Shape is the ninth teacher to participate in our Teacher Tuesday campaign. She works in a secondary school in Pretoria. Her 21 years as a teacher have given her many insights into the challenges and rewards of the job. As well as teaching the curriculum, she is passionate about giving her students the best chance possible of earning a good living, leading a full life and believing in themselves.
“I became a teacher because of my love and passion of children,” Shape says. “In South Africa you have to have a passion to be a teacher. Here it is not an easy job. In South Africa in most cases teachers are not seen as a people who can be rich, because the salary is not good. You never have money as a teacher! So we need to see it as a calling.”
Shape won an award for being the best teacher in her province in 2012, because of her dedication. She often works overtime to help her students succeed, and to ensure no-one falls behind. “I give extra lessons after others go home. I remain with year 12 to teach them again, to make sure that those who did not understand, later do understand everything. Some of them are still struggling, especially in terms of writing and pronunciation. My extra lessons help them catch up.”
Shape is especially determined to make sure her students are as ready as possible for the world they will meet when they leave school. In South Africa, more than in most countries, that means being able to compete for jobs: unemployment among those aged 15 to 24 is currently 49%, according to the latest figures.

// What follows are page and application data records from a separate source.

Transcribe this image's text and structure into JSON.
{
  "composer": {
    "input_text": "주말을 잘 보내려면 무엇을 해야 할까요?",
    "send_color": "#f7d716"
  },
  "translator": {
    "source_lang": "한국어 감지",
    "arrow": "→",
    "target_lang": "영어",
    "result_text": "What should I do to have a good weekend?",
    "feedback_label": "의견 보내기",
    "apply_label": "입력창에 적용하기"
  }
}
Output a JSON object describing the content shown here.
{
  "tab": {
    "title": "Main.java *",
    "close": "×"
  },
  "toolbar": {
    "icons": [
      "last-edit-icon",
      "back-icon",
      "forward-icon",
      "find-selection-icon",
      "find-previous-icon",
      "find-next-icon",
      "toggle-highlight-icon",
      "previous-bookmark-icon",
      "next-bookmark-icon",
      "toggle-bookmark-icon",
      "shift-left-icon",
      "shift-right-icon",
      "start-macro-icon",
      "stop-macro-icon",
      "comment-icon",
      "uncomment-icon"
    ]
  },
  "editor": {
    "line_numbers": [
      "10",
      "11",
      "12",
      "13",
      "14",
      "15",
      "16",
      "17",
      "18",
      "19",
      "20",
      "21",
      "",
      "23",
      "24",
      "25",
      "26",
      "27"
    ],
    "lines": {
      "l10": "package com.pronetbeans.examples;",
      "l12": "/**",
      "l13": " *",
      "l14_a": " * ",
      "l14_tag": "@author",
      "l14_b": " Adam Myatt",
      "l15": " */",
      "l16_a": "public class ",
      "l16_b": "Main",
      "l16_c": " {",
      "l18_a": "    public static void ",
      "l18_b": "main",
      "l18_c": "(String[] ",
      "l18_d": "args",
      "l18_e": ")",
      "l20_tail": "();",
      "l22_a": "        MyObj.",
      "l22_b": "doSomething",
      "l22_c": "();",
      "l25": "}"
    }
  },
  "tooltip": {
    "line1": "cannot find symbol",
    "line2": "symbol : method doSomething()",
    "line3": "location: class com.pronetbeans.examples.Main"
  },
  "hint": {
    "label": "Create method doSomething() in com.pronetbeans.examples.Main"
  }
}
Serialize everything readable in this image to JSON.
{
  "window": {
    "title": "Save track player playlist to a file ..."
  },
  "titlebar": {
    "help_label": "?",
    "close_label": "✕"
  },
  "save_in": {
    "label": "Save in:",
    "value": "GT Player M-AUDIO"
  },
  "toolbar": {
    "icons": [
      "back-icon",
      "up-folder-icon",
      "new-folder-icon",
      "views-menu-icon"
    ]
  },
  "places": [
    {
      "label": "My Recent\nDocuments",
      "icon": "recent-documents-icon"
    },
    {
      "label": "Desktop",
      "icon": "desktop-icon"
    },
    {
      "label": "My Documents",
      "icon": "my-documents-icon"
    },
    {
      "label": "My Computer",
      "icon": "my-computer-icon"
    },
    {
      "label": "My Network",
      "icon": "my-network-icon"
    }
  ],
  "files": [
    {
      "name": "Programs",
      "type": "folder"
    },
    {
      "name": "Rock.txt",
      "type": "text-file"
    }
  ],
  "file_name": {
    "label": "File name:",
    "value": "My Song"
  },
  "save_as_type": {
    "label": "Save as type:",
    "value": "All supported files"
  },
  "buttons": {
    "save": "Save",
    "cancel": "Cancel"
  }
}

“After grade 12, we need to prepare them to go to universities or colleges,” Shape says, “so I need to ensure they’re ready to face the outside world. Last year 127 applied for further studies, only 19 or so failed. Forty-five went to university; one was regarded as the best learner in the province. He got 100% in his studies and 100% in his accounting. Forty-nine went to college.”
As we showed in the 2012 Education for All Global Monitoring Report, Youth and skills: Putting education to work, schools must recognize that a fundamental purpose of education is to prepare young people for work. Especially at secondary education level, courses must provide skills that relate to gaps in the labour market.
One way to help young people learn practical problem-solving skills and practise crucial workplace skills is to link schooling with work-based programmes through internships and apprenticeships.
“We invite companies that are the same as the career the learners have chosen, to come to our school and talk to them,” Shape said. “They come to school and after we identify the children who can go to them and do some work to be familiar with the outside world. They go to work for a day as managers or whatever. When they come back they are able to tell us of the challenges, then the companies come again to give them more knowledge.”
The evidence in the EFA GMR 2012 showed that skills training can help young people break free of their disadvantages and poverty for good.
“We teach them business skills, we have business projects” Shape told us. “They learn how to write a business plan. We buy some products/stock and they sell them to other learners and teachers and take money. They need to learn how much money to take from people and how much to then save. People from banks come to assist them to open bank accounts so that they can save money.”
Finding and keeping work require a broad range of skills that can be transferred and adapted to different work needs and environments, such as problem-solving skills, communication skills, creativity, leadership, entrepreneurial skills and confidence. Such skills are nurtured to some extent outside the school environment. They can, however, be further developed through education and training.
After more than two decades as a teacher, and with a past record of having an 100% pass rate in the classroom, Shape knows that it is important to foster the self-confidence that is needed in the world of work: “The first week of grade 12 I have a motivational talk with them: this is your final year, this is what you must do, this is what you must expect, this is what you must know. Some of you will get jobs, some of you will go to university but if you don’t, it’s not the end of the world. It’s not about where you’re from. Ask yourself what is it you want to be, how am I going to change my family? You are the one who must reach out and change things.”
“Assure the learners they are important and they can make it. Then they start to feel very well. I want them to do better and I say ‘I know you can, I know you can.’ They start to believe in themselves.”